#### Try it
What lines below include the string "points"? Pick them out and copy them.

[Items from a dataset]
────────────────

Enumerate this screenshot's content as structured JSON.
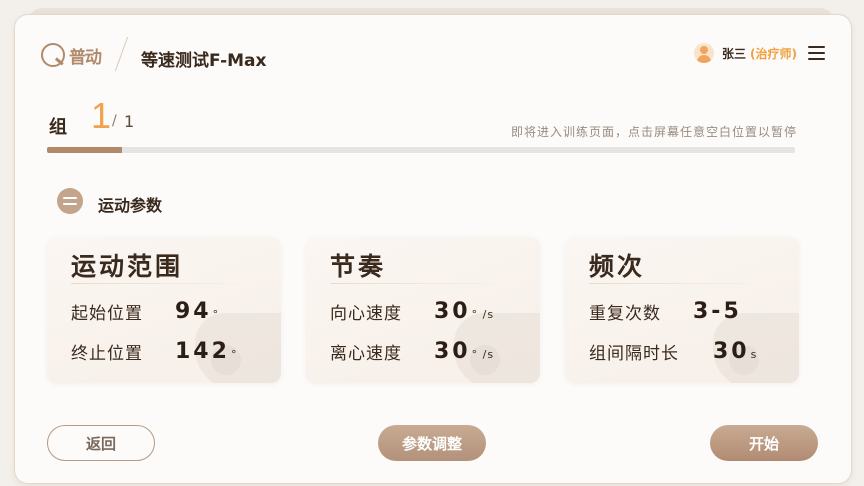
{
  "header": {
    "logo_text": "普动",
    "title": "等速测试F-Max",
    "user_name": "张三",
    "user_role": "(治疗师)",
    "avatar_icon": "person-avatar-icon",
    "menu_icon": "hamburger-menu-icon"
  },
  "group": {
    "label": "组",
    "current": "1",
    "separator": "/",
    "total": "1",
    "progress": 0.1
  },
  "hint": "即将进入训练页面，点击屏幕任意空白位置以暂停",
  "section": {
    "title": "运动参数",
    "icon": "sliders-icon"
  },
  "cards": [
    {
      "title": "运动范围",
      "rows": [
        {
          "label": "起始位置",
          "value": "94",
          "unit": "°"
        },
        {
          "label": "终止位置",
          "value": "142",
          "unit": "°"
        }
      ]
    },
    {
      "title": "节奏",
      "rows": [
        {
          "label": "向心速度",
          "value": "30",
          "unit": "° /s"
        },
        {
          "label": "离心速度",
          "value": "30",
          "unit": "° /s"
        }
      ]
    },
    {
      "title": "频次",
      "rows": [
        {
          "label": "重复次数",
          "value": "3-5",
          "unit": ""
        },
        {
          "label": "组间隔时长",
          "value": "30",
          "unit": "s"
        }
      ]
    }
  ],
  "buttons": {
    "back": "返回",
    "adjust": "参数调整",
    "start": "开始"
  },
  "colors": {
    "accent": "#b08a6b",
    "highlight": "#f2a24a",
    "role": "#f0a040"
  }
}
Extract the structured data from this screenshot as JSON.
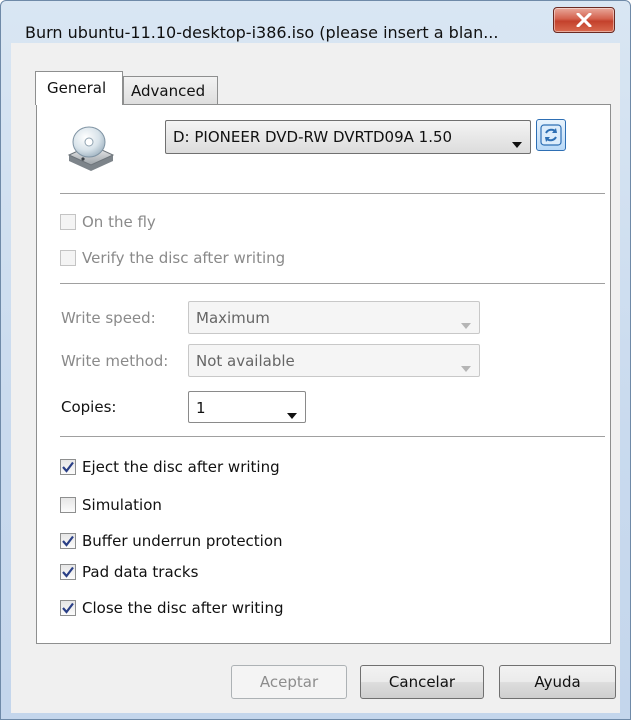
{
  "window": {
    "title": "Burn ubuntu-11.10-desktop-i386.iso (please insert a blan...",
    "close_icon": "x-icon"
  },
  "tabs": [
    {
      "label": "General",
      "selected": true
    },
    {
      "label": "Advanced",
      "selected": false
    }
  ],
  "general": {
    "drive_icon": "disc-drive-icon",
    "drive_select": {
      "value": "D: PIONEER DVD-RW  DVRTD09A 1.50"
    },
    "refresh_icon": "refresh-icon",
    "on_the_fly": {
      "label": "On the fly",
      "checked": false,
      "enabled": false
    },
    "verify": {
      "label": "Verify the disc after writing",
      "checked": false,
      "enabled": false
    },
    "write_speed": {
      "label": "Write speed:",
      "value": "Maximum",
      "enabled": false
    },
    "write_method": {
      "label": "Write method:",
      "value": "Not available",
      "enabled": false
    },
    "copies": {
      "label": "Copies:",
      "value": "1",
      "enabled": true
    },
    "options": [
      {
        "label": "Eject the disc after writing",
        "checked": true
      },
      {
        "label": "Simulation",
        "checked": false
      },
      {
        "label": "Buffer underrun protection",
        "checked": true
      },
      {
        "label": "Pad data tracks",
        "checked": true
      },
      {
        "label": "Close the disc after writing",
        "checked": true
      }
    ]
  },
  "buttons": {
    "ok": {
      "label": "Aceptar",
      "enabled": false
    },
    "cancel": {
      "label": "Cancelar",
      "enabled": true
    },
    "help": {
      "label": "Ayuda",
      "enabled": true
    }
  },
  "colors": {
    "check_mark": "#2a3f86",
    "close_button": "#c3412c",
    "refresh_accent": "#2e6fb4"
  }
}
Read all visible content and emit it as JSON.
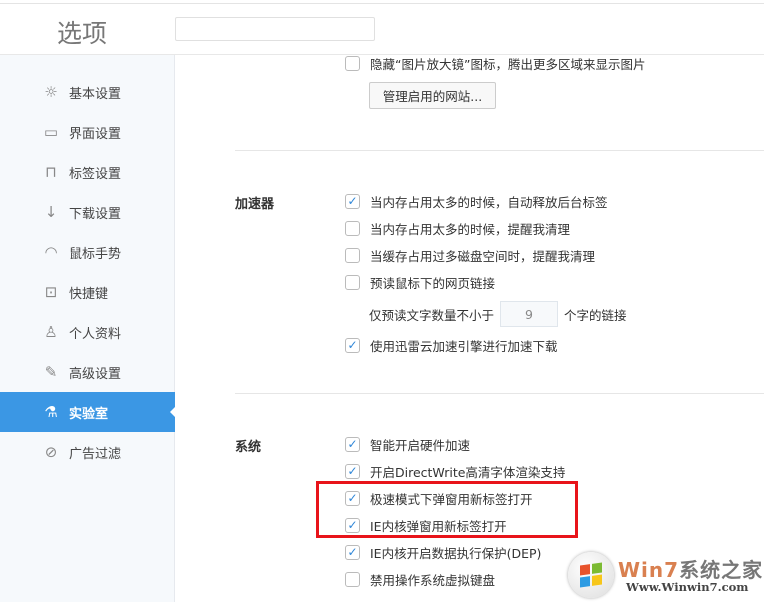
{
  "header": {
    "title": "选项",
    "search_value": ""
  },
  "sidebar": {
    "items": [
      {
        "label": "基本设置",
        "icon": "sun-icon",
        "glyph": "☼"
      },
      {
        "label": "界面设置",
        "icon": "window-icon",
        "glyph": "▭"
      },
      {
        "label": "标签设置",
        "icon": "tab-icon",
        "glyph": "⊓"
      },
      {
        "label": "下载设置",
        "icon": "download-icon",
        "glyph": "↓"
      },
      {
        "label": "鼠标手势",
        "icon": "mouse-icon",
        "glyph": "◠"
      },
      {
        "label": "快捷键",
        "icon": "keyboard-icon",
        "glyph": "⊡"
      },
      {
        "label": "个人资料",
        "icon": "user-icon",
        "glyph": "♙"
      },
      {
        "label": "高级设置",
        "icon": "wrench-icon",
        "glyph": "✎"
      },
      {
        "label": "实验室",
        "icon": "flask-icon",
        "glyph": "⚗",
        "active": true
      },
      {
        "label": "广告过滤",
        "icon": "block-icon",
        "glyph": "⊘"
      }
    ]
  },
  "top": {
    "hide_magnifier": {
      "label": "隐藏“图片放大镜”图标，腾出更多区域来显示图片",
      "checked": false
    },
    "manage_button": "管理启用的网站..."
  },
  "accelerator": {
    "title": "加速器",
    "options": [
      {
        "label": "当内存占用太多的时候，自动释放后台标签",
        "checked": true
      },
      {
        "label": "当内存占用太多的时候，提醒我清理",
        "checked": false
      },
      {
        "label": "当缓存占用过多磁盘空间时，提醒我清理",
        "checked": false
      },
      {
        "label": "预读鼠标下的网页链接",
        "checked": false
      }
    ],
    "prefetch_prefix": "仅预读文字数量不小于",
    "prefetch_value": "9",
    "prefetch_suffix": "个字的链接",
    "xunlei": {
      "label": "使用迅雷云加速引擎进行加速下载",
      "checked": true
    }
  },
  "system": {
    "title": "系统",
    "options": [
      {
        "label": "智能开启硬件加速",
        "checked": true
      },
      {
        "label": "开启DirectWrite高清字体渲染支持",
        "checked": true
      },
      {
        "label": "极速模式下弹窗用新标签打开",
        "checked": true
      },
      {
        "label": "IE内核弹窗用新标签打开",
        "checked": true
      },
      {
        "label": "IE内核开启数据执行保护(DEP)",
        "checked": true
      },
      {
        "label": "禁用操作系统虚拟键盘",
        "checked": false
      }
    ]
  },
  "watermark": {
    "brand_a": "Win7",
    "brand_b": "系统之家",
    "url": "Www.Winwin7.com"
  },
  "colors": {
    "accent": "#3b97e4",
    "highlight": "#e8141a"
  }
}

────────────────

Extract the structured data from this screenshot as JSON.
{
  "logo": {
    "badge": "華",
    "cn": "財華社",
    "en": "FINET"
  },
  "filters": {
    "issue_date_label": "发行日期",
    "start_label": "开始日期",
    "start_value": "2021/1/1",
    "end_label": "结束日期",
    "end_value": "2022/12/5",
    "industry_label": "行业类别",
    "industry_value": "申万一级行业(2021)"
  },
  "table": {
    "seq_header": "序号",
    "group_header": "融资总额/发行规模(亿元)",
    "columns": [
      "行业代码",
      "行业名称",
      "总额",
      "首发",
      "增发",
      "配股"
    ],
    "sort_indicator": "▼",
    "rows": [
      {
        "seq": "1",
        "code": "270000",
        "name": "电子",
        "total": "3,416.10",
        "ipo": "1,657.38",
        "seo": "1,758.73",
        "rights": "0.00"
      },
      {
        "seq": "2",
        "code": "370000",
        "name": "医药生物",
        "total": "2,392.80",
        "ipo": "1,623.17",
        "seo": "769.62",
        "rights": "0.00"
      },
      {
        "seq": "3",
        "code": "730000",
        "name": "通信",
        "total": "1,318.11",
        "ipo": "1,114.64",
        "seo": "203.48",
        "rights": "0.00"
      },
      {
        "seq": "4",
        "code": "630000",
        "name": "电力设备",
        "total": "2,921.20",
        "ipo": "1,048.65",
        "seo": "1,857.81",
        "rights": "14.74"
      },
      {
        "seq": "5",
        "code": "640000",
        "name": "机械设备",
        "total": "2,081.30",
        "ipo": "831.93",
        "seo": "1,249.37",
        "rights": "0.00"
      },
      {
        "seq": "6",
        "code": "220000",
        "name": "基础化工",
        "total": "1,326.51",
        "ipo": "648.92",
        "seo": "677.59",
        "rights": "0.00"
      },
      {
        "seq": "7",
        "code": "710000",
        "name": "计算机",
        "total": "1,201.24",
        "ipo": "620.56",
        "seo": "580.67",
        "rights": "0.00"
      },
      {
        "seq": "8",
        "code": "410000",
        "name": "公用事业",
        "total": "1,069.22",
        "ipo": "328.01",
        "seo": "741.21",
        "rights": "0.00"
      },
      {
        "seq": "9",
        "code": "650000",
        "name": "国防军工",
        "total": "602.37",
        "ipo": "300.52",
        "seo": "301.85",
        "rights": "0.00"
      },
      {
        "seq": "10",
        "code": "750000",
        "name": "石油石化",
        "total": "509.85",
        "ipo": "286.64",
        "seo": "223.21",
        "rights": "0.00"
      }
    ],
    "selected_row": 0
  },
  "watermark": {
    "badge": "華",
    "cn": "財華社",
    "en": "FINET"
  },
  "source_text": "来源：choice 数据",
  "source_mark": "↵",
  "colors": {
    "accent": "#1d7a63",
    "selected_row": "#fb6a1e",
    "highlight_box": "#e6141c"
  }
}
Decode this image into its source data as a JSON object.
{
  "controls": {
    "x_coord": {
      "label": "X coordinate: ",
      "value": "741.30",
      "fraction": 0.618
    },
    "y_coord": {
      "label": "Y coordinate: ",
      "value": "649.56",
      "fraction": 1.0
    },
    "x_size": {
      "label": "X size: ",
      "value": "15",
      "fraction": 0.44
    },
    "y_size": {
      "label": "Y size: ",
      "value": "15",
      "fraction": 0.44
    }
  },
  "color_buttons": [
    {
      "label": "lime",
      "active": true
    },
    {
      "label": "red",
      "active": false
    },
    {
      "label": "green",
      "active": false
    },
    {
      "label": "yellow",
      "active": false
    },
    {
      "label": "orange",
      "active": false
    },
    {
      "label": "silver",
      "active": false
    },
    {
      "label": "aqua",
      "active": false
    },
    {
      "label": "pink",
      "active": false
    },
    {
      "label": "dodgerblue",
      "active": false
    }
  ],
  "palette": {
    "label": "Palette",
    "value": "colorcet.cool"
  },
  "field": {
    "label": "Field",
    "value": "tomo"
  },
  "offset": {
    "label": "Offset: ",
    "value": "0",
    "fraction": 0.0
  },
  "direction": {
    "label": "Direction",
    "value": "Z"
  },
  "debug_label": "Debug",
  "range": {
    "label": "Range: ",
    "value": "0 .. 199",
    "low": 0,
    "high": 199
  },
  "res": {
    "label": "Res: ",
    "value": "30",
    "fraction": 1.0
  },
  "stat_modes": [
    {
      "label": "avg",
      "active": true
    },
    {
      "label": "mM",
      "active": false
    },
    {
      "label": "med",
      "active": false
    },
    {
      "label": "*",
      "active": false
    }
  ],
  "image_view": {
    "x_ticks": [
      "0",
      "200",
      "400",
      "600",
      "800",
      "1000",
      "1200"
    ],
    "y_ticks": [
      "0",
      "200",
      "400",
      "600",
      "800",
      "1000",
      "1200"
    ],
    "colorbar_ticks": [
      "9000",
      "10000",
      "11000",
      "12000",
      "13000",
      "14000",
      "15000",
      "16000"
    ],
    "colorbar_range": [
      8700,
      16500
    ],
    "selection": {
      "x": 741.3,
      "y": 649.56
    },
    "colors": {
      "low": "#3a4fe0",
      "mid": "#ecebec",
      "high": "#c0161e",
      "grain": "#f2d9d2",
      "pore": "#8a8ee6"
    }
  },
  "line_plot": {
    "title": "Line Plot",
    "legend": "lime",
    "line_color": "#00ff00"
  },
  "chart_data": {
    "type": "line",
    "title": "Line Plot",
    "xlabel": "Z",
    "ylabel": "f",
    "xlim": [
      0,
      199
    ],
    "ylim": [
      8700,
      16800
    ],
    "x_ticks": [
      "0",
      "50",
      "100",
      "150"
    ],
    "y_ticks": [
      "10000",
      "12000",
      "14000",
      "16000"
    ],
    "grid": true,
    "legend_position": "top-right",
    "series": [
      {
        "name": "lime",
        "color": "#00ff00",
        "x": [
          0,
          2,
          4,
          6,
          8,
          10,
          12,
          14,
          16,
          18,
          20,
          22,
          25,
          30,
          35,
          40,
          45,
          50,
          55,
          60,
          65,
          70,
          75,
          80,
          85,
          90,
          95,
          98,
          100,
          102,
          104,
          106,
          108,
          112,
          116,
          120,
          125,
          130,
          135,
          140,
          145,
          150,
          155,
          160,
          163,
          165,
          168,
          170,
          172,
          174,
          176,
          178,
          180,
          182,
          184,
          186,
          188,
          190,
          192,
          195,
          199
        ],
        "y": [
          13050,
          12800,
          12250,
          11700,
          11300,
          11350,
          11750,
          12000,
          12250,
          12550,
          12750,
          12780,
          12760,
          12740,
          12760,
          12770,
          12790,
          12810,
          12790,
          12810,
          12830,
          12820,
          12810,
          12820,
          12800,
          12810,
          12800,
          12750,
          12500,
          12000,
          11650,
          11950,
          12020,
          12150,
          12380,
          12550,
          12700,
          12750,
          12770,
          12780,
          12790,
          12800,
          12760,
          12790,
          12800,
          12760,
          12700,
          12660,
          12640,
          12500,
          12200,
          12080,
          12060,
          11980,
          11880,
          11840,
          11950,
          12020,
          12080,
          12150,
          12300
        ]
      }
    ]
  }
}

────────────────

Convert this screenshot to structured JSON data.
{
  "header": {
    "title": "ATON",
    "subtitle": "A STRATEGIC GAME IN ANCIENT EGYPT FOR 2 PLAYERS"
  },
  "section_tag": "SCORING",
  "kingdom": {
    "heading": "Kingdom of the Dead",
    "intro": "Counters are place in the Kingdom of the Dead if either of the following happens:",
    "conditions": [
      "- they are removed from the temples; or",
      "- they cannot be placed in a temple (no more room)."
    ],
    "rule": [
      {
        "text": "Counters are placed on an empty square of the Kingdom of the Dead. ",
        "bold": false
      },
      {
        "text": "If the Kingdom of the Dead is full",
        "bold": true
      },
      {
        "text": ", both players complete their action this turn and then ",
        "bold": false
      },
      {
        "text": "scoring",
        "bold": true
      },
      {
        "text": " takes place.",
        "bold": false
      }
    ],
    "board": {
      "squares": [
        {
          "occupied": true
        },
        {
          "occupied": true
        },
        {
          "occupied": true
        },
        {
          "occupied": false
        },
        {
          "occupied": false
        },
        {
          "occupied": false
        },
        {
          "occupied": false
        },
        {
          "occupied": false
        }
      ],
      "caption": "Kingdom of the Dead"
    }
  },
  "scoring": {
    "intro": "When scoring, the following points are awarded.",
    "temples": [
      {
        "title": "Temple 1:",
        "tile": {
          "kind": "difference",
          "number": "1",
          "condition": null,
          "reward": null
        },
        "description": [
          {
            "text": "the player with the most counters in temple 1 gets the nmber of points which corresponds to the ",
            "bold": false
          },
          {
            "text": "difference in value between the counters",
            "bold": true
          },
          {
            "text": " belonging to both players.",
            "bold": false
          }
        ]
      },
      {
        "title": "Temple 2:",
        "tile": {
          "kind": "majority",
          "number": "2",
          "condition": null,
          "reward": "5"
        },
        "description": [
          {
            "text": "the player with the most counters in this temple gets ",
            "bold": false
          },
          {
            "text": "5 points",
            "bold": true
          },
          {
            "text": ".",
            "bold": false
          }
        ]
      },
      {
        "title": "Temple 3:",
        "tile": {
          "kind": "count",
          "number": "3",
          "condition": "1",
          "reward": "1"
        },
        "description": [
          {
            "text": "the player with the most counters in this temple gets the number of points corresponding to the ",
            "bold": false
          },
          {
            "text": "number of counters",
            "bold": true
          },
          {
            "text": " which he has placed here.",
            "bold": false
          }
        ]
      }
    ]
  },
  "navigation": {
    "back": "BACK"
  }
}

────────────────

#### Exercise answer
    "intro": "When scoring, the following points are awarded.",
            "text": "the player with the most counters in temple 1 gets the nmber of points which corresponds to the ",
            "text": "5 points",
            "text": "the player with the most counters in this temple gets the number of points corresponding to the ",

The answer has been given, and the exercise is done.